"My mother and my father are dead," he said, adding they were killed as a result of political strife. The family ended up in Turkey after a weeks-long journey that took them through Tunisia and Lebanon.

Now his money was running out.

"If I can find work, I want to stay here, but I have been told the Turks do not accept asylum seekers at all," Mr Kitoko-Mboma said.

Turkey's asylum laws grant refuge only to migrants from Europe. Refugees from all other countries face expulsion if they do not register with the United Nations High Commission for Refugees.

The commission tries to find countries willing to take them in, a process with an uncertain outcome that can take years. Refugees are allowed to stay in Turkey, but rarely are given work permits.

Turkey is a major transit country for hundreds of thousands of migrants from Asia, the Middle East and Africa who want to get to the West but lack the necessary documents.

There are no official figures for the number of Africans currently in the country, but Turks and Africans in Yenikapi agreed there are several hundred, if not thousands, in that part of Istanbul alone.

While they wait, many Africans in Yenikapi try to get by on odd jobs and avoid the police.

"Every now and then you find work for a few hours," said Abdul, 28, from Eritrea. "It's hard."

Not all Africans on Somalia Street are illegal migrants.
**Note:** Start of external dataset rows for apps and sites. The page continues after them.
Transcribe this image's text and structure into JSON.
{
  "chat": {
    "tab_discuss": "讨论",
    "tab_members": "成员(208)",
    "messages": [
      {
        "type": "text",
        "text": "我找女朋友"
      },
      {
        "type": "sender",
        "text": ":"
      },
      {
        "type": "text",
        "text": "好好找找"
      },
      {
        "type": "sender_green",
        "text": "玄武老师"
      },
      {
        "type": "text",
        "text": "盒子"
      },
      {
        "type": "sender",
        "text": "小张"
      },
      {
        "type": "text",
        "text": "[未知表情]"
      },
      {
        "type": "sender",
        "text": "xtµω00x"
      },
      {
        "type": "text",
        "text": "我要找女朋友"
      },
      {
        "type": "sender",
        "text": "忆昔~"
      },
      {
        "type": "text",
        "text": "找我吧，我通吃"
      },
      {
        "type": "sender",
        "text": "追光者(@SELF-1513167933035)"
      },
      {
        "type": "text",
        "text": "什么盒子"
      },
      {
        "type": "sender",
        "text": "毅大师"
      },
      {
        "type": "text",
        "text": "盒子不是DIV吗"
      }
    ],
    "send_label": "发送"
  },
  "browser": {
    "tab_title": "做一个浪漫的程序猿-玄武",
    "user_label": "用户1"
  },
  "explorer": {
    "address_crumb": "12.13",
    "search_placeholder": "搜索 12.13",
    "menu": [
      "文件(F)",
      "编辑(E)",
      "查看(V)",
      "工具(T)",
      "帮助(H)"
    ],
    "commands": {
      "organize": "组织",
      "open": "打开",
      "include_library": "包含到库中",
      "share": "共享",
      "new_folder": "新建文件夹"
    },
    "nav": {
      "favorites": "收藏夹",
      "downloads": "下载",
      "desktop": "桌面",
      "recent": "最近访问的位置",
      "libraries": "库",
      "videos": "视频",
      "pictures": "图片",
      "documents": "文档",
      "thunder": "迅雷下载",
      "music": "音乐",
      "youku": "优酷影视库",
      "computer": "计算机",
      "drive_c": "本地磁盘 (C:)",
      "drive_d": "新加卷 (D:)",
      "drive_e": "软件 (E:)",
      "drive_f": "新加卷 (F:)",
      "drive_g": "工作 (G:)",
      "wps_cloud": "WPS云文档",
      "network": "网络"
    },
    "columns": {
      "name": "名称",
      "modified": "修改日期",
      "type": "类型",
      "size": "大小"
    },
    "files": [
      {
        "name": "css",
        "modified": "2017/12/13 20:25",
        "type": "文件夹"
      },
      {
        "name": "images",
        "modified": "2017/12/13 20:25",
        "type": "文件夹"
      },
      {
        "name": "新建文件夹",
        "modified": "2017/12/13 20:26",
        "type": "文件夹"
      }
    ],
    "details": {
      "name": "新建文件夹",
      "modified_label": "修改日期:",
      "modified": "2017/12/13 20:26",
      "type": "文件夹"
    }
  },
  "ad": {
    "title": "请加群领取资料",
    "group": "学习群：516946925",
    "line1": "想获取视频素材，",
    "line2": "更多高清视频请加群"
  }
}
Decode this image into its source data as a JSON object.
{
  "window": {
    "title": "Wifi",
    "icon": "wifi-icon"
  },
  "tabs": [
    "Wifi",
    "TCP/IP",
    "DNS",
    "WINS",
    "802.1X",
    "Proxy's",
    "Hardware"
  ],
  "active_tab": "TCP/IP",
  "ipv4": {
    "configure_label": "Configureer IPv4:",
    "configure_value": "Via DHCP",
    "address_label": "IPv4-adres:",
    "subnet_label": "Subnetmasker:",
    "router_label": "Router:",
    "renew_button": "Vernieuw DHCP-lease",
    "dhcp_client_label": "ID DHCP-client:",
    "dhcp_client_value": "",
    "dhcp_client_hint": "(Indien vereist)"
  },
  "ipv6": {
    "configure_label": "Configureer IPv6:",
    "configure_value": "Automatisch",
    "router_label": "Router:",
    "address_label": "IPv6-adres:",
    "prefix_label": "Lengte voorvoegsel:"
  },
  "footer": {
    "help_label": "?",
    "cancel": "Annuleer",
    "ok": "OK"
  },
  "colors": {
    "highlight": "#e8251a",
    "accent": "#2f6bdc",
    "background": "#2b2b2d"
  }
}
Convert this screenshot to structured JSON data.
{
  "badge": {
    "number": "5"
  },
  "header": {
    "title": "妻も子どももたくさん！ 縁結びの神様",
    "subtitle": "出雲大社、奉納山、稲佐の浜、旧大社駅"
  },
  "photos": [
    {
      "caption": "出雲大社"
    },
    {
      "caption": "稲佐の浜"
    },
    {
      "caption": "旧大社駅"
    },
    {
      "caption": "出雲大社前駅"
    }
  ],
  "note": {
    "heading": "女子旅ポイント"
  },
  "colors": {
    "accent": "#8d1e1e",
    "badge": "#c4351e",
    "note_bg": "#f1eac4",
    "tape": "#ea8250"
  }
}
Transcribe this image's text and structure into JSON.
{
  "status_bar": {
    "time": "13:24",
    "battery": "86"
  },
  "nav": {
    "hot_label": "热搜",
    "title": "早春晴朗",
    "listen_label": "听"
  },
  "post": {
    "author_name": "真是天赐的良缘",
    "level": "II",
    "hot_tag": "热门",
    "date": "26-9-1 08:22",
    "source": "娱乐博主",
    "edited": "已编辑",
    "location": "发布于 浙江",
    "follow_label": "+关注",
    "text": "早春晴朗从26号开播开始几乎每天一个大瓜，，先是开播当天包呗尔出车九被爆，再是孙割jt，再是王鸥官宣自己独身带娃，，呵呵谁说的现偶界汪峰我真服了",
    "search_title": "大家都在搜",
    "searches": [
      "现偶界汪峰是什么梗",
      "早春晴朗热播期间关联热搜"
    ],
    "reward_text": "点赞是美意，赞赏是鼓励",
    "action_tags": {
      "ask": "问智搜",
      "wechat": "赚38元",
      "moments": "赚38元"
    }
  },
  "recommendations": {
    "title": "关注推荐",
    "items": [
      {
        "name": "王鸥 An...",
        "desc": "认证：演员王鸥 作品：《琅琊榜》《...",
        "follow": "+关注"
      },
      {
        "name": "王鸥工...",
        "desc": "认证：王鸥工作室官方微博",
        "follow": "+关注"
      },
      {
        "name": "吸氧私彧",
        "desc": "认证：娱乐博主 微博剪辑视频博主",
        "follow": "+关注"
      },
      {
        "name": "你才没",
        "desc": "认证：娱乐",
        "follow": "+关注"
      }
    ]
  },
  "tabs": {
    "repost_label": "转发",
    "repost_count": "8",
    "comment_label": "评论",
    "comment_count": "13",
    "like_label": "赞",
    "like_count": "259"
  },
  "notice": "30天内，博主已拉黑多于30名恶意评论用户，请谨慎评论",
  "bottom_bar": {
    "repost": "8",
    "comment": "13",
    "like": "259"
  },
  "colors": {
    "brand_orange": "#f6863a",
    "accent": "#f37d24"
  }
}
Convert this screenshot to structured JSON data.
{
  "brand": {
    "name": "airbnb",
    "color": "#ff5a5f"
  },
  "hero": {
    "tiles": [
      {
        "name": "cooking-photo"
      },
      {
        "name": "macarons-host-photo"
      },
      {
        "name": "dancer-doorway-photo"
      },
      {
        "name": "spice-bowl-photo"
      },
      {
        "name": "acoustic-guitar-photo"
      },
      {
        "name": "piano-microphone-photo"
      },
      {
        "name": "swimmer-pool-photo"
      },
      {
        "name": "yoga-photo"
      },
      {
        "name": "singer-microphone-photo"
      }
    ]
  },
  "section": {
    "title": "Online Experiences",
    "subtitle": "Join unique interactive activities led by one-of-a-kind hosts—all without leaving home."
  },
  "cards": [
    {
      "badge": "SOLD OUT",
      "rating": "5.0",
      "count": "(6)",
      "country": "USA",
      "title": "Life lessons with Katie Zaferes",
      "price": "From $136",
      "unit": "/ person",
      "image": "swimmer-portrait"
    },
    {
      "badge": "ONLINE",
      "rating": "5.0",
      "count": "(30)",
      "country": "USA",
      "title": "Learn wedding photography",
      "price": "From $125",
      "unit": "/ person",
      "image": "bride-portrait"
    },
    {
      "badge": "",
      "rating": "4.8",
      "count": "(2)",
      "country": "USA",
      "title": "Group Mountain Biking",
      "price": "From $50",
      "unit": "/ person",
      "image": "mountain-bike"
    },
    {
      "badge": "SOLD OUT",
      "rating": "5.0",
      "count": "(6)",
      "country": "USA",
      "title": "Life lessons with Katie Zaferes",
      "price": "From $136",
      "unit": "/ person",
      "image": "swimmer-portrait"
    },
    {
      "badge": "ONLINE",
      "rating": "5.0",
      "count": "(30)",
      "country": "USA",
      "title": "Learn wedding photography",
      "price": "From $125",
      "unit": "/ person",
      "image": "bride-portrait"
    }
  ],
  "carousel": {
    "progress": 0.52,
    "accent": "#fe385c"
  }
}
Issa Konyate, a businessman from Senegal, said he had been in Turkey for a year and had travelled frequently between Istanbul and Dakar. He said he trades in textiles, managing several Senegalese football players in Turkey and had also helped Turkish entrepreneurs to set up a factory in Senegal.

"It's good business," he said. "There are no problems."

Africa has been on people's minds in Turkey recently. Recep Tayyip Erdogan, the prime minister, flew to Somalia and Kemal Kilicdaroglu, the opposition leader, travelled to a refugee camp in Kenya on separate visits. Turks donated US$200 million (Dh735m) in famine relief during Ramadan. Mr Erdogan has said Turkey would bring field hospitals to Mogadishu and rebuild schools and roads.

Turkish residents on Somalia Street said they felt pity with the African migrants.

"They are poor people," said Salih Kartop, a Kurdish grocer in the neighbourhood. "Their countries are even poorer than Turkey. Some of them come in here and ask for a tiny piece of butter, not even a whole stick, because they cannot afford it."

Asked about news reports of fighting and heavy drinking among the Africans, Mr Kartop shook his head.

"I haven't heard anything like that, and I have been here for 10 years. Only people with money can make noise, if you don't have money, what can you do?"

Atam Donukok, a Turk of Armenian descent, said most Africans were "very, very good people, super people", although some were engaged in petty crime and drug dealing.

"But there are bad people everywhere, aren't there?"